[Available data]
________
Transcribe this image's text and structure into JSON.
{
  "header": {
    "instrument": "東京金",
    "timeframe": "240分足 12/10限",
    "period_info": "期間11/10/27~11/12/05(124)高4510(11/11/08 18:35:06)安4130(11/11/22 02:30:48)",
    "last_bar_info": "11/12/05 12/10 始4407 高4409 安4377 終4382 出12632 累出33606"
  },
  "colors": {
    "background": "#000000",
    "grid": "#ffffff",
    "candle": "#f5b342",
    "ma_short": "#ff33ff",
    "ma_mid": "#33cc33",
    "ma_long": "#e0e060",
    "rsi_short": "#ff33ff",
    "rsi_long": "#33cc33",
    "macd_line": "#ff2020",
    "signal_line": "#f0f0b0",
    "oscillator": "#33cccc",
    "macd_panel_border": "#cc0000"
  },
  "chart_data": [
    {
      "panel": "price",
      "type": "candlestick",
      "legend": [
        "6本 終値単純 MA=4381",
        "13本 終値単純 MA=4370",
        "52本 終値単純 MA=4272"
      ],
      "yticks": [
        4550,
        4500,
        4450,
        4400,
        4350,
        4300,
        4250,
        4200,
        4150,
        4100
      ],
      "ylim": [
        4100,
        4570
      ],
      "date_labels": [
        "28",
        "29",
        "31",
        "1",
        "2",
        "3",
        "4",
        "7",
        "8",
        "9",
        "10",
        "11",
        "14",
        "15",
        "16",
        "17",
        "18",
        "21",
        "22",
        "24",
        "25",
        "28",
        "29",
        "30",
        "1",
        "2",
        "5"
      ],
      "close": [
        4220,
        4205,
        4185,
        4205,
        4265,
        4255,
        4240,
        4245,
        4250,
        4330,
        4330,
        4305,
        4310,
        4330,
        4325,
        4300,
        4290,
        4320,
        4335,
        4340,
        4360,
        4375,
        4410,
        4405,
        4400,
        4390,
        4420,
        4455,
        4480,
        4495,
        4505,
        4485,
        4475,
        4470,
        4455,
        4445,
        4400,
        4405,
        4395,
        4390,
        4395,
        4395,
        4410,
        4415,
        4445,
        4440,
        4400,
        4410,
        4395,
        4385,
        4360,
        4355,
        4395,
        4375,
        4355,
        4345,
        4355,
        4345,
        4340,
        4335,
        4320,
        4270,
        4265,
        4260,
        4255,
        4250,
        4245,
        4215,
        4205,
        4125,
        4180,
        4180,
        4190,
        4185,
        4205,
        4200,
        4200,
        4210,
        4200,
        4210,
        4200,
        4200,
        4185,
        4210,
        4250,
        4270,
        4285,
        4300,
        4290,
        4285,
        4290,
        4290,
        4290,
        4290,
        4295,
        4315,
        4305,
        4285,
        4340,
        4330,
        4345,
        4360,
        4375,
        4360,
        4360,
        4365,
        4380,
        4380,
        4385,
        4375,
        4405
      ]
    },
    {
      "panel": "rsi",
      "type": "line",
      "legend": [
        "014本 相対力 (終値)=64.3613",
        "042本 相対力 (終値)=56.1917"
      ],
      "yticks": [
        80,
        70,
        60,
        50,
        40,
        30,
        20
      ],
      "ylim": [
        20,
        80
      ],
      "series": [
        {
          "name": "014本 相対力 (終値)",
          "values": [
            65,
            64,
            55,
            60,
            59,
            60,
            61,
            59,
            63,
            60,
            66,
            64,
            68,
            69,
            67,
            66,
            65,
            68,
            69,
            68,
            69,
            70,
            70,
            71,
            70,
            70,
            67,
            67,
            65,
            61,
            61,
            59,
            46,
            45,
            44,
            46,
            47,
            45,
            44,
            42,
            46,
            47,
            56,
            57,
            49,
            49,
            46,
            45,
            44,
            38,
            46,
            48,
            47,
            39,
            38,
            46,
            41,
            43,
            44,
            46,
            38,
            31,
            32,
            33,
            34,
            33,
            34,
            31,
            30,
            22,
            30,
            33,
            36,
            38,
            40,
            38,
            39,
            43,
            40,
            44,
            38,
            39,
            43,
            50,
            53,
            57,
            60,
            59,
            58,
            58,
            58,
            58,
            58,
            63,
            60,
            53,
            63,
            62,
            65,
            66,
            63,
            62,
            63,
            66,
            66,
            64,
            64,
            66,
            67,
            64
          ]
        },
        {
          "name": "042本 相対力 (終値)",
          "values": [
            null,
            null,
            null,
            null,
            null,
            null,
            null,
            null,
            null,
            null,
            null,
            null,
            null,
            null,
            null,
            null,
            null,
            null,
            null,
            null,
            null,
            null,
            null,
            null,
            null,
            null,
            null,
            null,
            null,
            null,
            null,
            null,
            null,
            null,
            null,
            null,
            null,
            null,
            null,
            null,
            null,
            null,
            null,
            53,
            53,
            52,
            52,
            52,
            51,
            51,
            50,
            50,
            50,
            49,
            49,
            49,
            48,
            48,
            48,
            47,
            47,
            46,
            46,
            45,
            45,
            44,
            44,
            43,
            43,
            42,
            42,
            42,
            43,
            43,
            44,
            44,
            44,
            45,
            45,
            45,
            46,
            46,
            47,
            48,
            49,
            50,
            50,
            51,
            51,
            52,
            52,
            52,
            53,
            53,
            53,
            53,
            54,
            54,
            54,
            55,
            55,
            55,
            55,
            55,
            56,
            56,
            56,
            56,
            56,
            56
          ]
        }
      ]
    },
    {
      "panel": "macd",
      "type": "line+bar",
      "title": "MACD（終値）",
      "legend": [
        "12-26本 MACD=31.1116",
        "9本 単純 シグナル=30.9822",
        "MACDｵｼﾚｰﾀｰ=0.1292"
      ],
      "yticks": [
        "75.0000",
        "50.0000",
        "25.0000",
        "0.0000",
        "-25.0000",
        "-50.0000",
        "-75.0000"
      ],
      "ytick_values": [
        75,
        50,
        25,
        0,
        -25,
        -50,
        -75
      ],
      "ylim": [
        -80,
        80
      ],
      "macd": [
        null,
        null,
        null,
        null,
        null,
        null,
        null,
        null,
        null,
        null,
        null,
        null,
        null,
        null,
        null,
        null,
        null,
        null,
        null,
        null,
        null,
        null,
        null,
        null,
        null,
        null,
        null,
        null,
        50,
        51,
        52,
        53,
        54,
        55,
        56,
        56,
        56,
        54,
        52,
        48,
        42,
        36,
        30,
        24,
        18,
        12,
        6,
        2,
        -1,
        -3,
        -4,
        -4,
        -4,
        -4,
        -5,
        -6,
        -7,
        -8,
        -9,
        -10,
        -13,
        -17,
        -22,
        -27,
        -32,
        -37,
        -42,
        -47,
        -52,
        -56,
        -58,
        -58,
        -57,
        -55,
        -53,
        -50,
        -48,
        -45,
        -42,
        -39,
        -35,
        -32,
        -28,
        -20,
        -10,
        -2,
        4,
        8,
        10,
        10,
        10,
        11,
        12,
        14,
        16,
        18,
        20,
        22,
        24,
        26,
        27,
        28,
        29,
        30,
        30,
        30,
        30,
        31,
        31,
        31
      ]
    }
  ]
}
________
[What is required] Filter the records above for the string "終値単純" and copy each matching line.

[Task response]
        "6本 終値単純 MA=4381",
        "13本 終値単純 MA=4370",
        "52本 終値単純 MA=4272"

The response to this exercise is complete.